Peter Manning is a Fellow at the London School of Economics. His doctoral research focused on the relationship between the Khmer Rouge Trials and memory in Cambodia. Peter is a member of the LSE Centre for the Study of Human Rights research group Atrocity, Suffering and Human Rights and co-curated the LSE Human Rights Centre display of the ‘Reflections of the Khmer Rouge’ exhibition (original exhibition by DC-Cam). In 2008/9 Peter was appointed Visiting Research Fellow at the Centre for Social Development, Phnom Penh. This article originally appeared on The Conversation.
More than 40 years after the Year Zero horror of Cambodia’s Killing Fields, two of the most senior Khmer Rouge leaders have been found guilty of crimes against humanity and sentenced to life imprisonment.
Khieu Samphan, 83, the former Khmer Rouge head of state, and Nuon Chea, 88, a leading party ideologue, were prosecuted in the Extraordinary Chambers in the Courts of Cambodia (ECCC) for crimes committed under the “Democratic Kampuchea” regime, under which 1.7m people died of starvation, disease or were executed between 1975 and 1979.

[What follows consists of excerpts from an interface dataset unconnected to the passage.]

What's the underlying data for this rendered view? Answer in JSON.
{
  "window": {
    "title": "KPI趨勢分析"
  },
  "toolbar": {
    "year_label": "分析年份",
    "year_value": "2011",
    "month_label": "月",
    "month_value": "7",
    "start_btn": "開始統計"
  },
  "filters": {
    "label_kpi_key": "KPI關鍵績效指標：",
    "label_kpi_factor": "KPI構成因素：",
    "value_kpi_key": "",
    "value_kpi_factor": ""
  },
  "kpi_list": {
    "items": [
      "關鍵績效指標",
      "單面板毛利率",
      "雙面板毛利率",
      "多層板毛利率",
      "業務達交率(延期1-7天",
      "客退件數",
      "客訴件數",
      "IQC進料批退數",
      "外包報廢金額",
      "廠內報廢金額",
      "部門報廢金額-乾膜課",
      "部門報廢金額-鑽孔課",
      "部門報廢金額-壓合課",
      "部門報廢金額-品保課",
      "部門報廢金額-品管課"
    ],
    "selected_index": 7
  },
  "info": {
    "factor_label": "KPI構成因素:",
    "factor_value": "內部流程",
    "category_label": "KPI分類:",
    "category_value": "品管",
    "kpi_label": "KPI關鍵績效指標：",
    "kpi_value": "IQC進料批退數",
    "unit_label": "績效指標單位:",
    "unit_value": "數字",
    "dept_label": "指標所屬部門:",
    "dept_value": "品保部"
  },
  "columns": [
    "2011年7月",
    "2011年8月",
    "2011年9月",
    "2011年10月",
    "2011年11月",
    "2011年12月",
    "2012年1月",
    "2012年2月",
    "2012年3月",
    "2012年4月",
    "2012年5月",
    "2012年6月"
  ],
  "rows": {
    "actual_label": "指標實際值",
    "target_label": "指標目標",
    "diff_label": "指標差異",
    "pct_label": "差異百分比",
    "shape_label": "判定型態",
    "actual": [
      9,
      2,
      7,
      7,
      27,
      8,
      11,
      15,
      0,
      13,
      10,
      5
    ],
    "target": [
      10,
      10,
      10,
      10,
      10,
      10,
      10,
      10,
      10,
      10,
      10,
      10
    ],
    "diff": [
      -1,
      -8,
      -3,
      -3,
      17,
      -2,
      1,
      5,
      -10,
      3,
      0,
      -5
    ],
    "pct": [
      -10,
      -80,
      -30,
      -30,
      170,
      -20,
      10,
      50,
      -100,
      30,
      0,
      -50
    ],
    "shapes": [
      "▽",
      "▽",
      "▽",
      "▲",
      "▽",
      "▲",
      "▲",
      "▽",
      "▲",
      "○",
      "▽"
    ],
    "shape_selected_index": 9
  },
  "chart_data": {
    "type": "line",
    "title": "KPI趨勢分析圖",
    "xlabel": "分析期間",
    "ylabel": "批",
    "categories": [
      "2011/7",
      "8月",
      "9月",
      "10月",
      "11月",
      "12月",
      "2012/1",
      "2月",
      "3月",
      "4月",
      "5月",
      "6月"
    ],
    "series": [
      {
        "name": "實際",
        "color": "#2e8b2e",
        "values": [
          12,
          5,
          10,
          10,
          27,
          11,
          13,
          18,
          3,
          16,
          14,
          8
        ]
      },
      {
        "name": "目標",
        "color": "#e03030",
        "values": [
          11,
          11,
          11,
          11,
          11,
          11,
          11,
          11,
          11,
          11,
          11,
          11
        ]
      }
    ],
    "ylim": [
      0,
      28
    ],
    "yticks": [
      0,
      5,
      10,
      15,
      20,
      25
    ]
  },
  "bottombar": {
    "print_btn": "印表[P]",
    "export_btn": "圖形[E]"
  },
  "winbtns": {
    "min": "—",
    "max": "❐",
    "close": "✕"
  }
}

The verdicts represent a moment of historic reckoning with Cambodia’s tragic past and are a significant landmark in the work of the troubled ECCC. Victims’ groups recognised by the ECCC have met the sentences with broad approval and the verdicts will undoubtedly contribute to some sense of accountability among those Cambodians who remain keen to see former Khmer Rouge figures prosecuted.
Despite the conclusion of this landmark trial, it is worth offering some cautionary reflections on this milestone. The guilty verdicts offered today are the outcome of proceedings that were increasingly winnowed and hastened in order to work as a “mini” trial.
In 2013, with one eye on the ailing health of defendants, the ECCC began a process of expediting its prosecutions against former leaders by breaking proceedings into more manageable “mini” cases.
Each of these will focus on a specific event or site – and today’s guilty verdicts in case 002/01 are for crimes against humanity perpetrated during the evacuation of Phnom Penh in 1975 only. They therefore reflect and acknowledge only a small part of Cambodia’s experiences of the Khmer Rouge.
The pair will face the hugely significant charge of genocide in the next “mini” trial as the ECCC starts case 002/02 later this year. Yet the poor health of the defendants means that the next set of prosecutions may not be completed.
The failure to do so would mean that the longstanding and thorny question of genocide recognition in Cambodia goes unanswered. This would be a blow for many Cambodians given the historic reluctance of the international community to recognise genocide in Cambodia.
Moreover, the specific experiences and fate of some minority groups under the Khmer Rouge, such as the Muslim Chams and ethnic Vietnamese, would not be acknowledged as an important part of this tragic story. The likelihood that the ECCC will offer a partial and incomplete picture of the atrocities of the Khmer Rouge seems at odds with claims that the court can act to consolidate a historical record of Cambodia’s atrocities, or “set the record straight”.
There are further sobering issues to bear in mind. The first relates to the mandate and framing of the ECCC prosecutions. The ECCC can and will only prosecute “senior leaders” and most responsible persons.
The roles of large numbers of lower-level Khmer Rouge perpetrators, although often implicated during the ECCC proceedings, will go largely unexamined.
It is important to remind ourselves that such lower-level perpetrators still live with and among victims. Many lower-level Khmer Rouge also lost friends and relatives to the internal purges of the Democratic Kampuchea regime and during the subsequent years of protracted civil war in Cambodia.
There are outstanding questions concerning reconciliation within Cambodian communities and we still need to better understand exactly how former perpetrators of atrocity have come to live in relative harmony in Cambodian society today. These are questions that the ECCC cannot attend to.
A final cautionary point concerns the relative indifference and apathy of many Cambodians toward the ECCC. Longstanding mistrust toward Cambodia’s judicial institutions, frustrations about the costs and delays with the court process, and the failure of the ECCC to properly account for the roles of various international actors in Cambodia’s history of political violence has led to many Cambodians losing interest in the ECCC.
Many in Cambodia’s human rights circles are also reluctant to recognise the legitimacy of a basic desire in many sections of Cambodian society to leave the past where it is.
Thinking about the rulings in the wider context of prosecutions for the gravest international crimes, it was inconceivable that there could have been anything other than guilty verdicts. It is worth reminding ourselves that all international criminal proceedings will always be symbolic and incomplete. For all its limitations – limitations that we should be at pains to remind ourselves of – the ECCC has offered verdicts today that will begin to help a nation draw a line under a terrible period in its history.